TRY IT
Please return the lines of the data that contain "screenshot".

==============================

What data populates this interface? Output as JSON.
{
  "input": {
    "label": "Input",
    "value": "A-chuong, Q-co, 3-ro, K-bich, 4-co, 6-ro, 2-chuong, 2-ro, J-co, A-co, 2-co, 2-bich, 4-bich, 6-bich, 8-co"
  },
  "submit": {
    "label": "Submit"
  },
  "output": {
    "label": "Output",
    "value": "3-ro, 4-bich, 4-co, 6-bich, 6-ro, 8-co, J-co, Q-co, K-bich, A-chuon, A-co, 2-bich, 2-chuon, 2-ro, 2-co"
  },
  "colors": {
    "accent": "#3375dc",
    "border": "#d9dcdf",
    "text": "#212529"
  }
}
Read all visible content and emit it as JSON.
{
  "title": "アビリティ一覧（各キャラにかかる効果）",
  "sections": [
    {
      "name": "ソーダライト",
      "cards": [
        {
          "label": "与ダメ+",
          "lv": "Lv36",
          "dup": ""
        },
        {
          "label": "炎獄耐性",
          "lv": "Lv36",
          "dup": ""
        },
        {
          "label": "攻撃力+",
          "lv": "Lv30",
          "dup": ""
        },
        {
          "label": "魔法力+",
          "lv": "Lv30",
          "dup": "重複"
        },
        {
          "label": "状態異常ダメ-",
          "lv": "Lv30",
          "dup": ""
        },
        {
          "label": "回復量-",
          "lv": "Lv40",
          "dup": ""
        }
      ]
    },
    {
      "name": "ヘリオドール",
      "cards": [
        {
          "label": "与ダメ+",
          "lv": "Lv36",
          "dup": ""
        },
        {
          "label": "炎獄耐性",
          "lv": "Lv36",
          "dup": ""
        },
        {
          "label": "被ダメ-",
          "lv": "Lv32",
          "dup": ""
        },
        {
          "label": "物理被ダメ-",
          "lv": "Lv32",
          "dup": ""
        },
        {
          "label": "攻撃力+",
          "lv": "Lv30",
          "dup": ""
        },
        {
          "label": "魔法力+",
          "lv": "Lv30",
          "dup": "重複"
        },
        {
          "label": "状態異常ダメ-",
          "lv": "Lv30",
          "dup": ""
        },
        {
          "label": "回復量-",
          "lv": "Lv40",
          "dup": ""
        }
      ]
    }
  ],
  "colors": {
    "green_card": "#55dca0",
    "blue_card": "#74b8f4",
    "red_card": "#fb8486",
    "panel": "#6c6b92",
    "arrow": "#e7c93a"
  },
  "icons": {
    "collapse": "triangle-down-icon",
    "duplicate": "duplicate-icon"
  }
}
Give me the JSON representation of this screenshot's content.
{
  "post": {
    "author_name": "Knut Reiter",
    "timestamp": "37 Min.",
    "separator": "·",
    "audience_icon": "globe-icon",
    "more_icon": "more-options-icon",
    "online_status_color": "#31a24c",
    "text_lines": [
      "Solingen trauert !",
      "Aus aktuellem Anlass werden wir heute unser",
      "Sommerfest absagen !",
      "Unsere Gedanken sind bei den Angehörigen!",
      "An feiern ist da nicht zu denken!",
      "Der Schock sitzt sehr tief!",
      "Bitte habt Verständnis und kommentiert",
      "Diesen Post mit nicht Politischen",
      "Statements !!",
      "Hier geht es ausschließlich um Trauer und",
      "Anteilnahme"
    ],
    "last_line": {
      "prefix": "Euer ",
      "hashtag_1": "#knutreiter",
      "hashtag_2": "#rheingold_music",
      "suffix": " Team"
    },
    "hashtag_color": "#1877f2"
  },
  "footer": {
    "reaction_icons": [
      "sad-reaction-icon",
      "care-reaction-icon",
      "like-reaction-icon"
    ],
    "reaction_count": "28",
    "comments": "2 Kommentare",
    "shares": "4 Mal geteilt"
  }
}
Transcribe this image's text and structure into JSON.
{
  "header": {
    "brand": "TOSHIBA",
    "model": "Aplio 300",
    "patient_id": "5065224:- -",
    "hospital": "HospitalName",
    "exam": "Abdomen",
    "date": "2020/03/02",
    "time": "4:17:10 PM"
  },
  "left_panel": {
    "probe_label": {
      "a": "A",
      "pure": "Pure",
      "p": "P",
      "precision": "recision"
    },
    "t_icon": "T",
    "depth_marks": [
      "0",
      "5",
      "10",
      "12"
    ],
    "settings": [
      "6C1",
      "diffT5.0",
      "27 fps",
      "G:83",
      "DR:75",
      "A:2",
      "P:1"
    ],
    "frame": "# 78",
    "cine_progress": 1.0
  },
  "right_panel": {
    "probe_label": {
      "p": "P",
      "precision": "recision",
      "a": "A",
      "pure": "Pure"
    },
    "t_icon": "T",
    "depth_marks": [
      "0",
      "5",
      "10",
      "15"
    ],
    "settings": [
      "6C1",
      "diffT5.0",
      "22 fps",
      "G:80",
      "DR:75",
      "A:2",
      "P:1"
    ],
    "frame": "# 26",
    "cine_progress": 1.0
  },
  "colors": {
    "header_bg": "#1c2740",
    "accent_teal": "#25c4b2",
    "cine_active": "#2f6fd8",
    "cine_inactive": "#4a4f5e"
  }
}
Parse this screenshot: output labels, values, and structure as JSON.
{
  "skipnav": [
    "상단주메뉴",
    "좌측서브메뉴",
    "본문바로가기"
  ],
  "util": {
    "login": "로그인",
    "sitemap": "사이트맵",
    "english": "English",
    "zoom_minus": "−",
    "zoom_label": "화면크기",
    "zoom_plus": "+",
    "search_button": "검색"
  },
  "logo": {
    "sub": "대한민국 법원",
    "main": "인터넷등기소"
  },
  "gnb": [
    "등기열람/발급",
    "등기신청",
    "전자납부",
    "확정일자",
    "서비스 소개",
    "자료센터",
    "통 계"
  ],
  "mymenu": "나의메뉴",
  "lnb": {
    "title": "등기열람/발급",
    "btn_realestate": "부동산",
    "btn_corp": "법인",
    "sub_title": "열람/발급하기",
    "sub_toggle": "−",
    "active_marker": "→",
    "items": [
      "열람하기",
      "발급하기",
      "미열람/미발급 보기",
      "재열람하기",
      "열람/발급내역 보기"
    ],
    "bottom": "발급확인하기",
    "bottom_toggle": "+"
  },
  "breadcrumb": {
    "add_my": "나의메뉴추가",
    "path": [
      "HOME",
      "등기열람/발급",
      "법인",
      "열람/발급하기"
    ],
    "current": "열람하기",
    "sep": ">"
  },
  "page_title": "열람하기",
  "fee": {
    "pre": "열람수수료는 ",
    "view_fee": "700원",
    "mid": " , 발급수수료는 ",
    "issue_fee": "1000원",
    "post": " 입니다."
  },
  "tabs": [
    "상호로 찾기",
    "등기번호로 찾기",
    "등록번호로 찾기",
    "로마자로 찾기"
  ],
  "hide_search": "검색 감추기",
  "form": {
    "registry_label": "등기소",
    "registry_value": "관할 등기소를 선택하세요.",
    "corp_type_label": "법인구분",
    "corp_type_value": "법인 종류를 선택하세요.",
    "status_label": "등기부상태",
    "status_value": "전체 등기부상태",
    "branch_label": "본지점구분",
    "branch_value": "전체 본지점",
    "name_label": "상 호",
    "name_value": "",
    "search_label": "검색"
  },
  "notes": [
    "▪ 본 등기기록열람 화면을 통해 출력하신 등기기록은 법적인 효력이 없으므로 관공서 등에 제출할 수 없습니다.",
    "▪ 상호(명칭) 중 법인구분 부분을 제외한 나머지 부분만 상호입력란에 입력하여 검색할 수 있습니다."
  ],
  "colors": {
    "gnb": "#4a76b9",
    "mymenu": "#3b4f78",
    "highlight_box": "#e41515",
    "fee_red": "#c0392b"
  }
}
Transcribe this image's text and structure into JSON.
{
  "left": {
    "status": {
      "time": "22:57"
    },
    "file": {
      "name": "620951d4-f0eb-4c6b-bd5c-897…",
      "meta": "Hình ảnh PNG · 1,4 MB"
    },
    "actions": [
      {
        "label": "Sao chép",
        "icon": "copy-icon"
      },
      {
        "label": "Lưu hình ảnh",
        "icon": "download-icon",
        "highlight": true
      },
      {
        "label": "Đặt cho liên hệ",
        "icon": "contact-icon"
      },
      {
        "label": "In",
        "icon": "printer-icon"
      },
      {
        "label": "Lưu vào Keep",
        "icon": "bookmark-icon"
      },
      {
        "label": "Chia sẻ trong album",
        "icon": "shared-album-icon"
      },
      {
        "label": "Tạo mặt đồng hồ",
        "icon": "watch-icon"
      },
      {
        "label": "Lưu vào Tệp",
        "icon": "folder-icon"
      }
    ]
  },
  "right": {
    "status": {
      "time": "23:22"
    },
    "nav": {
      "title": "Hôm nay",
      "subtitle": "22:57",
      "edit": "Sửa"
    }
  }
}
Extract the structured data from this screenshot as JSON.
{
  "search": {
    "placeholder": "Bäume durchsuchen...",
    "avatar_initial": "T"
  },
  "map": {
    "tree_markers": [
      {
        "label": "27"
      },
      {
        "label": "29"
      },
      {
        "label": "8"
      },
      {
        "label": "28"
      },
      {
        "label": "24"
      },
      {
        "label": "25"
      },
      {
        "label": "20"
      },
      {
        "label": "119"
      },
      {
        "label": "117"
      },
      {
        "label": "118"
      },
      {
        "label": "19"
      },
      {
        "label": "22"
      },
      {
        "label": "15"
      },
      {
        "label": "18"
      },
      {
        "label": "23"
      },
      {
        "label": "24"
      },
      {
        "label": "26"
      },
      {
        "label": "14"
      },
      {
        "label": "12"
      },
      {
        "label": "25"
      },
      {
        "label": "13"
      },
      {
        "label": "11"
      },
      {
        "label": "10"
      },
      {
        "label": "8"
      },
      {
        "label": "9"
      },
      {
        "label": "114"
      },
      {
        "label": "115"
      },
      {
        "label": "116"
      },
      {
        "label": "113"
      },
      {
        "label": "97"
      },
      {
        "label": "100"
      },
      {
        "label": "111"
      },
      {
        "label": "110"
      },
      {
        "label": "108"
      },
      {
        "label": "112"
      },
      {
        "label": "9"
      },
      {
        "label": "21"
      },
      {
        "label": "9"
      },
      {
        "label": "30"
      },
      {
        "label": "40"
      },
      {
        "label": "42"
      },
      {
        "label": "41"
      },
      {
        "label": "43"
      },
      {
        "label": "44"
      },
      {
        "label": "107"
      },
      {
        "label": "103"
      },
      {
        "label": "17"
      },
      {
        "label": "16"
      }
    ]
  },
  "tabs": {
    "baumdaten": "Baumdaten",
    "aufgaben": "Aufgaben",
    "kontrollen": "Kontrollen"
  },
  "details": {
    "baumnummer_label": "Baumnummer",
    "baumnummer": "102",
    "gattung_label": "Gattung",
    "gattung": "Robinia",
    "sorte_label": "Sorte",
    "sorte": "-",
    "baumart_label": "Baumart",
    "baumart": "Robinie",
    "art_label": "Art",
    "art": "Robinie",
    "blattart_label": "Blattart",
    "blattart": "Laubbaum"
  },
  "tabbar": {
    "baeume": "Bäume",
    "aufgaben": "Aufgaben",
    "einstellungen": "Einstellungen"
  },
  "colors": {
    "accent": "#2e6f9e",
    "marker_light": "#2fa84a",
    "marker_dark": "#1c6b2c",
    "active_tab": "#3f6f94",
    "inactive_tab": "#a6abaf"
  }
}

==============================

SOLUTION TO THE EXERCISE
Give me the JSON representation of this screenshot's content.
Parse this screenshot: output labels, values, and structure as JSON.
Extract the structured data from this screenshot as JSON.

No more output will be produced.